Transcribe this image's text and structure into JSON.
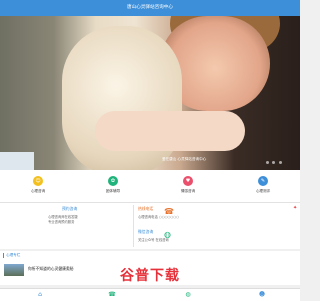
{
  "header": {
    "title": "唐山心灵驿站咨询中心"
  },
  "hero": {
    "caption": "爱在唐山 心灵驿站咨询中心"
  },
  "quick": [
    {
      "label": "心理咨询",
      "icon": "smile-icon",
      "color": "#f3c01e",
      "glyph": "☺"
    },
    {
      "label": "团体辅导",
      "icon": "group-icon",
      "color": "#21b37c",
      "glyph": "✿"
    },
    {
      "label": "情感咨询",
      "icon": "heart-icon",
      "color": "#ea4f6b",
      "glyph": "♥"
    },
    {
      "label": "心理测评",
      "icon": "test-icon",
      "color": "#3d8fd9",
      "glyph": "✎"
    }
  ],
  "services": [
    {
      "title": "预约咨询",
      "desc": "心理咨询师在线答疑\n专业咨询预约服务",
      "color": "#3d8fd9"
    },
    {
      "title": "热线电话",
      "desc": "心理咨询电话 ○○○○○○○",
      "color": "#e8722c"
    },
    {
      "title": "微信咨询",
      "desc": "关注公众号 在线咨询",
      "color": "#3d8fd9"
    }
  ],
  "news": {
    "section_title": "心理专栏",
    "item_title": "你所不知道的心灵健康奥秘"
  },
  "watermark": "谷普下载",
  "bottom_icons": [
    "home-icon",
    "phone-icon",
    "wechat-icon",
    "user-icon"
  ]
}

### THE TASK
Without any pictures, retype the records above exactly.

### YOUR SOLUTION
Transcribe this image's text and structure into JSON.
{
  "header": {
    "title": "唐山心灵驿站咨询中心"
  },
  "hero": {
    "caption": "爱在唐山 心灵驿站咨询中心"
  },
  "quick": [
    {
      "label": "心理咨询",
      "icon": "smile-icon",
      "color": "#f3c01e",
      "glyph": "☺"
    },
    {
      "label": "团体辅导",
      "icon": "group-icon",
      "color": "#21b37c",
      "glyph": "✿"
    },
    {
      "label": "情感咨询",
      "icon": "heart-icon",
      "color": "#ea4f6b",
      "glyph": "♥"
    },
    {
      "label": "心理测评",
      "icon": "test-icon",
      "color": "#3d8fd9",
      "glyph": "✎"
    }
  ],
  "services": [
    {
      "title": "预约咨询",
      "desc": "心理咨询师在线答疑\n专业咨询预约服务",
      "color": "#3d8fd9"
    },
    {
      "title": "热线电话",
      "desc": "心理咨询电话 ○○○○○○○",
      "color": "#e8722c"
    },
    {
      "title": "微信咨询",
      "desc": "关注公众号 在线咨询",
      "color": "#3d8fd9"
    }
  ],
  "news": {
    "section_title": "心理专栏",
    "item_title": "你所不知道的心灵健康奥秘"
  },
  "watermark": "谷普下载",
  "bottom_icons": [
    "home-icon",
    "phone-icon",
    "wechat-icon",
    "user-icon"
  ]
}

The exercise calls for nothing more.